[Excerpts from an interface dataset]
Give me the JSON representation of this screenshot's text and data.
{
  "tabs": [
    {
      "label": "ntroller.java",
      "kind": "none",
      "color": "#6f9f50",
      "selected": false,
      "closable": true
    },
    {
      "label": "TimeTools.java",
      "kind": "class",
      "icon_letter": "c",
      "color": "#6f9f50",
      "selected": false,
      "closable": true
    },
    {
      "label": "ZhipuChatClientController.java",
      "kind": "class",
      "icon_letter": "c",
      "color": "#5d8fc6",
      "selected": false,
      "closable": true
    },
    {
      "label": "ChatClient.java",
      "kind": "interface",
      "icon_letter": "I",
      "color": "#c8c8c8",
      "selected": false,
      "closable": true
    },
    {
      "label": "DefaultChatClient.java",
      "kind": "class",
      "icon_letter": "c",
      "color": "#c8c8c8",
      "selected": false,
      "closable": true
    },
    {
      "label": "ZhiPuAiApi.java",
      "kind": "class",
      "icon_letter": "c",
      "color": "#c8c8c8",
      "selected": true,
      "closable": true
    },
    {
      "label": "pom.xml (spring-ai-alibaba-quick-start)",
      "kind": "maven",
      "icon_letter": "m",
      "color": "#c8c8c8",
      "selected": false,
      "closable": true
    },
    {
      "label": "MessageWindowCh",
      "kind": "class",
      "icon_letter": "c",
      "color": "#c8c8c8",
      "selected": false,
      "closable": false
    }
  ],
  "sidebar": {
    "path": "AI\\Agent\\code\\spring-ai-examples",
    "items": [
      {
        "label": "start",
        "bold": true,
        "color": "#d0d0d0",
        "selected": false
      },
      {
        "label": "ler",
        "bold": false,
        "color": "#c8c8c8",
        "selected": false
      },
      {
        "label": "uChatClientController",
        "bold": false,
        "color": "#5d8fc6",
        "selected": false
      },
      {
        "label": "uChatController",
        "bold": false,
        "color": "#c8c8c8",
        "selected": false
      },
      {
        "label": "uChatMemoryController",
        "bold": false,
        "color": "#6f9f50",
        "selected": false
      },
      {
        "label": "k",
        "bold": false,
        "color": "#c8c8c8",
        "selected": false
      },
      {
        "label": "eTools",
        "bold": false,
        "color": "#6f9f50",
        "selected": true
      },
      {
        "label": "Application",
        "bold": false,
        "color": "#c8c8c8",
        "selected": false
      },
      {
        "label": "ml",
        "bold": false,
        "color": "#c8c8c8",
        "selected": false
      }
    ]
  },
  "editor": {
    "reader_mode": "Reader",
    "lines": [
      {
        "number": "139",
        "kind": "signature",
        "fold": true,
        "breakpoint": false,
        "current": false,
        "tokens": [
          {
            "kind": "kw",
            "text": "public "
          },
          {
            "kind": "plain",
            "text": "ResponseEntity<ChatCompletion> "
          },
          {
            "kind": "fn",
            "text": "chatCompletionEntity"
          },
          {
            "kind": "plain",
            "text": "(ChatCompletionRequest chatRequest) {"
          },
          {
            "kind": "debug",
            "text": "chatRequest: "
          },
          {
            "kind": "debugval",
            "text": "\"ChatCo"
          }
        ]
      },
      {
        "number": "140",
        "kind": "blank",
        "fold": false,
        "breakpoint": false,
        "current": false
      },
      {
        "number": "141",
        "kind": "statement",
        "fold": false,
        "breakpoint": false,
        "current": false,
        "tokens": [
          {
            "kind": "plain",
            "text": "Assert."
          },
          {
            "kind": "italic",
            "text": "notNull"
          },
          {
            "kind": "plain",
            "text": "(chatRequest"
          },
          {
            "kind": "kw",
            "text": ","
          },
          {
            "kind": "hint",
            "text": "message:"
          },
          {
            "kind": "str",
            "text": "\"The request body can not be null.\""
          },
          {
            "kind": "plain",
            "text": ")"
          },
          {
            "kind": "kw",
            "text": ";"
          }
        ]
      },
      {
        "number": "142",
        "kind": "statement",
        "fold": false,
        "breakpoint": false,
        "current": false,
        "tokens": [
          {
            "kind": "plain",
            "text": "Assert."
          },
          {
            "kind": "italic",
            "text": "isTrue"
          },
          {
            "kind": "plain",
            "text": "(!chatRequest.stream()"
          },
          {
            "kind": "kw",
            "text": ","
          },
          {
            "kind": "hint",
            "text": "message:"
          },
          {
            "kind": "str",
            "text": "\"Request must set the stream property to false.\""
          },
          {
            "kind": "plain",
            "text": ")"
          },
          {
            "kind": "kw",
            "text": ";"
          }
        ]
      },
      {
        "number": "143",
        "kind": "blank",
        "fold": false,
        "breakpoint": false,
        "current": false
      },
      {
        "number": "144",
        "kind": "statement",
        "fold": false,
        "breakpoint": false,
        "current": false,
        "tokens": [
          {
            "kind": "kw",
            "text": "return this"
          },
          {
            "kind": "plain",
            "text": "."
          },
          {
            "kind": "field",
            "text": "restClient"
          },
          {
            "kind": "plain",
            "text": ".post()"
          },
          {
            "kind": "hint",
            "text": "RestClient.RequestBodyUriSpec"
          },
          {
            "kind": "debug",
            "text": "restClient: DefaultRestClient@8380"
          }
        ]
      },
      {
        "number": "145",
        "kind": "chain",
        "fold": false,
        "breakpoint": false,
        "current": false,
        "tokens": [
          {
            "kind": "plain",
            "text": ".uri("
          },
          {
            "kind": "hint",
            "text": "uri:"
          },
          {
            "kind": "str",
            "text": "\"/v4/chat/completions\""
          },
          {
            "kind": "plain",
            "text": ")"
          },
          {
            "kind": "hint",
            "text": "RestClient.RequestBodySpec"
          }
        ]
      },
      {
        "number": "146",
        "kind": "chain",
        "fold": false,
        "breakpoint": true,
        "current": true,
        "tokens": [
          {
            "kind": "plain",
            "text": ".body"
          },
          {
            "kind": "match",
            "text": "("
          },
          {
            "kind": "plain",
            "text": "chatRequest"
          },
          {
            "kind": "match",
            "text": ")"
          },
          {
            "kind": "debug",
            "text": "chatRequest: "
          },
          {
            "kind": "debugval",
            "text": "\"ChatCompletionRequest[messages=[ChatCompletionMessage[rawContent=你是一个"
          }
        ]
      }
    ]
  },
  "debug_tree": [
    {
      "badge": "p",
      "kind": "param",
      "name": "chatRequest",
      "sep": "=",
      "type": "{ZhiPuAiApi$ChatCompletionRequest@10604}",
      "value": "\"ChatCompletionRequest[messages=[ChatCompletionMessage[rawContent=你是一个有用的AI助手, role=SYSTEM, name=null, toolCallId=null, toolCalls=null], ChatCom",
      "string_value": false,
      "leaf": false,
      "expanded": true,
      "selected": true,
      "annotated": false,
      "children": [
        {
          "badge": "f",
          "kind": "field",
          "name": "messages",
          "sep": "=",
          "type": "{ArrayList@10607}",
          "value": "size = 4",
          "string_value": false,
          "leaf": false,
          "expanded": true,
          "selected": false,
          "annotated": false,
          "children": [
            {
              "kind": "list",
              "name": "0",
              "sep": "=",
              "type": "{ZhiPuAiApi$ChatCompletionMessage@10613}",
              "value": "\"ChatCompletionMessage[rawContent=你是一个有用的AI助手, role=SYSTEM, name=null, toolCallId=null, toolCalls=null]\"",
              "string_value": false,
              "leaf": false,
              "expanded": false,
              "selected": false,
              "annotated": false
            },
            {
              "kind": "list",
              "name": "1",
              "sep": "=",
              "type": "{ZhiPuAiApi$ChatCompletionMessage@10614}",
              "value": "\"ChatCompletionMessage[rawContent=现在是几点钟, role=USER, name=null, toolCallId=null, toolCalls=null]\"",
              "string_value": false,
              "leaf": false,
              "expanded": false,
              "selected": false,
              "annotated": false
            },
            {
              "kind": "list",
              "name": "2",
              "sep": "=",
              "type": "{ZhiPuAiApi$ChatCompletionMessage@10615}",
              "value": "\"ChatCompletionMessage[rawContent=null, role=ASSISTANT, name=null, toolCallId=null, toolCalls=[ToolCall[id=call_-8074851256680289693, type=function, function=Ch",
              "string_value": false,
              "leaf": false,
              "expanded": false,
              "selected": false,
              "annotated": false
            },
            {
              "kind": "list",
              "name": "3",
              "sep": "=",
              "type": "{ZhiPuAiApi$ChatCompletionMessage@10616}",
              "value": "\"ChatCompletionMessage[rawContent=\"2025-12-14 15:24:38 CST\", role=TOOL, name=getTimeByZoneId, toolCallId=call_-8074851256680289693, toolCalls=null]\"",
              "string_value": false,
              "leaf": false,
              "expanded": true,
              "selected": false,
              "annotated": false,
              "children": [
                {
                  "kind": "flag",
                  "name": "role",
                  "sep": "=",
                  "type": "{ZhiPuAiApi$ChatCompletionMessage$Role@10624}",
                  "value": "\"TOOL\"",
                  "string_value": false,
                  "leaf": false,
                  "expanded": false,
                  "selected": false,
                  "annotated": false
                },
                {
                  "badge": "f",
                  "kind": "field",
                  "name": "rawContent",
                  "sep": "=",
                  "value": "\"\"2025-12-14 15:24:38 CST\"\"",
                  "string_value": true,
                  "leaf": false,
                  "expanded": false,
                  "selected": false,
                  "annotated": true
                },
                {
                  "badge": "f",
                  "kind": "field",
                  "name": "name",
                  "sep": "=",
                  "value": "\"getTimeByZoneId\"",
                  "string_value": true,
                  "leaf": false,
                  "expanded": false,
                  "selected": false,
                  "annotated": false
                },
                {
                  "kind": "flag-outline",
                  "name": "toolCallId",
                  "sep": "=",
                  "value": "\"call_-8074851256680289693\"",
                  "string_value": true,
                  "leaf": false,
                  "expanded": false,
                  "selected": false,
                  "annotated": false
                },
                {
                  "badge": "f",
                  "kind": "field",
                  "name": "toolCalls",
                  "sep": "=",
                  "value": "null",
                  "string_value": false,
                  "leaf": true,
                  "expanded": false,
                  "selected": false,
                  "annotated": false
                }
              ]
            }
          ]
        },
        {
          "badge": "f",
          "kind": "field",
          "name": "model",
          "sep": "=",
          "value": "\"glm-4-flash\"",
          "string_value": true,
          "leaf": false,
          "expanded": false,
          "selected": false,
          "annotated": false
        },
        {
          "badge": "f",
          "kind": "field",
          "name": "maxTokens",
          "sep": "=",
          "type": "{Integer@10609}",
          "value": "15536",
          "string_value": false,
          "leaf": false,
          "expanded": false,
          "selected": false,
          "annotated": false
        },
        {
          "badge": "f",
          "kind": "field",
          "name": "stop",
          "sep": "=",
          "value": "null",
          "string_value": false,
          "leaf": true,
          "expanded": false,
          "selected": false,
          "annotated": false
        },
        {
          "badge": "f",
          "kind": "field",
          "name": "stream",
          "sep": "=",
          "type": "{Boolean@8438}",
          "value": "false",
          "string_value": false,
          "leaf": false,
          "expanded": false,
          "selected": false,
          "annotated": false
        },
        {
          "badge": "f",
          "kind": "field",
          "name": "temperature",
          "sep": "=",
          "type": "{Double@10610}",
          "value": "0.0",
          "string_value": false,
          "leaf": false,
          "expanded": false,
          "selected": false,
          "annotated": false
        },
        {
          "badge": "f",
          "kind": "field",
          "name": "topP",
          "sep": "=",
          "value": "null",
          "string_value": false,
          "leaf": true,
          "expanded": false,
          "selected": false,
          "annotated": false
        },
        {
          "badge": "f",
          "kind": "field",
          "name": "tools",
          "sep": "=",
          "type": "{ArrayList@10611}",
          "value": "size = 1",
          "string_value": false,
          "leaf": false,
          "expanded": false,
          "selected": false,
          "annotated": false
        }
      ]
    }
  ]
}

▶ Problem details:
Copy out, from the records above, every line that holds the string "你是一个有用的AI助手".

▶ Answer space:
      "value": "\"ChatCompletionRequest[messages=[ChatCompletionMessage[rawContent=你是一个有用的AI助手, role=SYSTEM, name=null, toolCallId=null, toolCalls=null], ChatCom",
              "value": "\"ChatCompletionMessage[rawContent=你是一个有用的AI助手, role=SYSTEM, name=null, toolCallId=null, toolCalls=null]\"",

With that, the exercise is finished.